One of the women accused of child cruelty at a Halifax primary school told the youngster “I’m going to have to stick you to your chair”, court heard today.
Teaching assistant Rachael Regan allegedly said: “She was fidget, fidget, fidget in her chair and more fidgety than normal, I pulled the Sellotape from the machine, put it round her shoulders and on the back of the chair - she was laughing her head off.”
A jury at Bradford Crown Court today (Monday) heard police statements from the two members of staff in the child cruelty case.
Teacher Deborah McDonald, 41, of Birks Hall Terrace, Halifax, and teaching assistant Rachael Regan, 43, of Cousin Lane, Illingworth, , are charged with ten counts of cruelty on a person under 16 including taping the child to a chair.
The women are also charged with tying the child’s shoes with string; kicking her chair; shutting her in a storeroom; sticking Post-It notes on her; goading her with a biscuit; hiding the girl’s doll; tearing her picture; making her stand on a chair whilst other children laughed at her and referring to her as “the class clown”.
Both defendants deny the charges.
Regan, accused of Sellotaping the “fidgety” child to her chair told police after arrest that with hindsight her actions were “wrong”.
Asked about the incident, Regan told Detective Constable Joel Clayton that the girl had been fidgeting in her chair and she said to her lightheartedly: “I’m going to have to stick you to your chair.”

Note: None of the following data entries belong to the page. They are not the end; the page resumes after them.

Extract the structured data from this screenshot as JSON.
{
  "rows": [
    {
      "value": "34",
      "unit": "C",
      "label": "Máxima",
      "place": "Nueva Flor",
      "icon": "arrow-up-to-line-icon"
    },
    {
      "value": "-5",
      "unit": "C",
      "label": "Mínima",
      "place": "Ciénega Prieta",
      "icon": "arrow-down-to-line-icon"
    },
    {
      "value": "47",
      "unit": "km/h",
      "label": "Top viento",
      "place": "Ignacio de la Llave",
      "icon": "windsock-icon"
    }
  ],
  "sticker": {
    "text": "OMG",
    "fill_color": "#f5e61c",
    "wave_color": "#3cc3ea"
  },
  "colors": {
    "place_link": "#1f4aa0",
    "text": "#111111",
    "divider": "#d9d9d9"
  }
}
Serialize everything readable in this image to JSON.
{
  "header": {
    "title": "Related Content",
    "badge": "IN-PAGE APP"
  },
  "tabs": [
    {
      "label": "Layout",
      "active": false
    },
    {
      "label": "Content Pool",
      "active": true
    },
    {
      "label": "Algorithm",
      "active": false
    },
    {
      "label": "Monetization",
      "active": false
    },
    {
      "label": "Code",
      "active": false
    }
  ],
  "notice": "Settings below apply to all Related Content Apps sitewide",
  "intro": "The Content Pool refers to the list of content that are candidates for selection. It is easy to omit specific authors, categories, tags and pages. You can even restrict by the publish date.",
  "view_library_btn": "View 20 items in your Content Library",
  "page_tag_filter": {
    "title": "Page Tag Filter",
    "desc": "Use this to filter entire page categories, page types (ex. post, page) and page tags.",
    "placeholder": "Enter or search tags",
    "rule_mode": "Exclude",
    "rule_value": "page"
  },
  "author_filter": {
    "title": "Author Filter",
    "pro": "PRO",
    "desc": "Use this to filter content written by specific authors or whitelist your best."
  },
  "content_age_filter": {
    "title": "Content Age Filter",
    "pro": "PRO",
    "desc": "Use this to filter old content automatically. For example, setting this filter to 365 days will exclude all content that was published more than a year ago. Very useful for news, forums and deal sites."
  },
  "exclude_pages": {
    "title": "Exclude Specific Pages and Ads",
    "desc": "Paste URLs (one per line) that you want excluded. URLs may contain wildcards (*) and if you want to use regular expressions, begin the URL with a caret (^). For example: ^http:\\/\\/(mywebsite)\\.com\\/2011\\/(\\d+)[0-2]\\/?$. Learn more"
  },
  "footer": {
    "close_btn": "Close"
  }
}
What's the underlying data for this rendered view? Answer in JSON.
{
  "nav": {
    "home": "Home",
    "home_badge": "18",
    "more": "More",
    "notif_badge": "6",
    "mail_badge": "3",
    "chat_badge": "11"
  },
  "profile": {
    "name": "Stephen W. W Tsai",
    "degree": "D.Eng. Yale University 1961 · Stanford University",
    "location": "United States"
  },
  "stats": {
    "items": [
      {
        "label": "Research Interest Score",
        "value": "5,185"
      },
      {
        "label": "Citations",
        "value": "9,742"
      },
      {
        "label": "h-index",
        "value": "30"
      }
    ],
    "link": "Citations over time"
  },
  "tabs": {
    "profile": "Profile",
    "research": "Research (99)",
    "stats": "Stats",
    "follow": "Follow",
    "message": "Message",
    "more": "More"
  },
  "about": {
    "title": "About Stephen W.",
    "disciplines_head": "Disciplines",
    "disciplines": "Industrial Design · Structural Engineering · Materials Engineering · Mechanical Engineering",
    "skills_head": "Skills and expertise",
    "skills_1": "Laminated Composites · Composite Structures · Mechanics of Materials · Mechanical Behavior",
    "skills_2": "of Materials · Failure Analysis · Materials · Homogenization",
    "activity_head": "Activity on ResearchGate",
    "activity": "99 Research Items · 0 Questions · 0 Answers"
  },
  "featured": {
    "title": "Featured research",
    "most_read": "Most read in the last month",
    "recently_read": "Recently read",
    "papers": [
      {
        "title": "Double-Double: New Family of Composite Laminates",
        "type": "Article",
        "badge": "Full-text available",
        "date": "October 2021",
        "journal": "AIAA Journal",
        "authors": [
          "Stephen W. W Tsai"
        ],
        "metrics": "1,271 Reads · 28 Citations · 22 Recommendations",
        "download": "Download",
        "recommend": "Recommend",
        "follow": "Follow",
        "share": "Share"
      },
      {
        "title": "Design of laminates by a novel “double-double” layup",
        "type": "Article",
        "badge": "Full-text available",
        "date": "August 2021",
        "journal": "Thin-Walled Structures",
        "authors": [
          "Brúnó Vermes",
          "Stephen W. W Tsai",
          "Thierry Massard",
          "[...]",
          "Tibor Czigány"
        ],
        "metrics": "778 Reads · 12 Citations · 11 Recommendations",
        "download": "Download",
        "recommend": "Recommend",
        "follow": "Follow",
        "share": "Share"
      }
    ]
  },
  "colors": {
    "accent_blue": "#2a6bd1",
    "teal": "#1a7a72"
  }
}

She told police the length of Sellotape was approximately 60cm and that the child was in the chair for a matter of minutes.
The court had previously heard that the child was taped to the chair for around 10 minutes.
Regan denied that she left the classroom to get a teaching assistant from an adjoining classroom and said to her: “look what we have done.”
“At the time I did not think what I did was wrong. Now, I understand it was wrong - because I’m sat here,” Regan told police.
McDonald said she witnessed the incident but the matter was over before she had time to challenge it.
A learning mentor, who had been informed of the incident, walked into the class and advised Regan to remove the Sellotape as the school’s headteacher was showing visitors around the site.
The defendants both deny acting maliciously in their treatment of the girl.
The case continues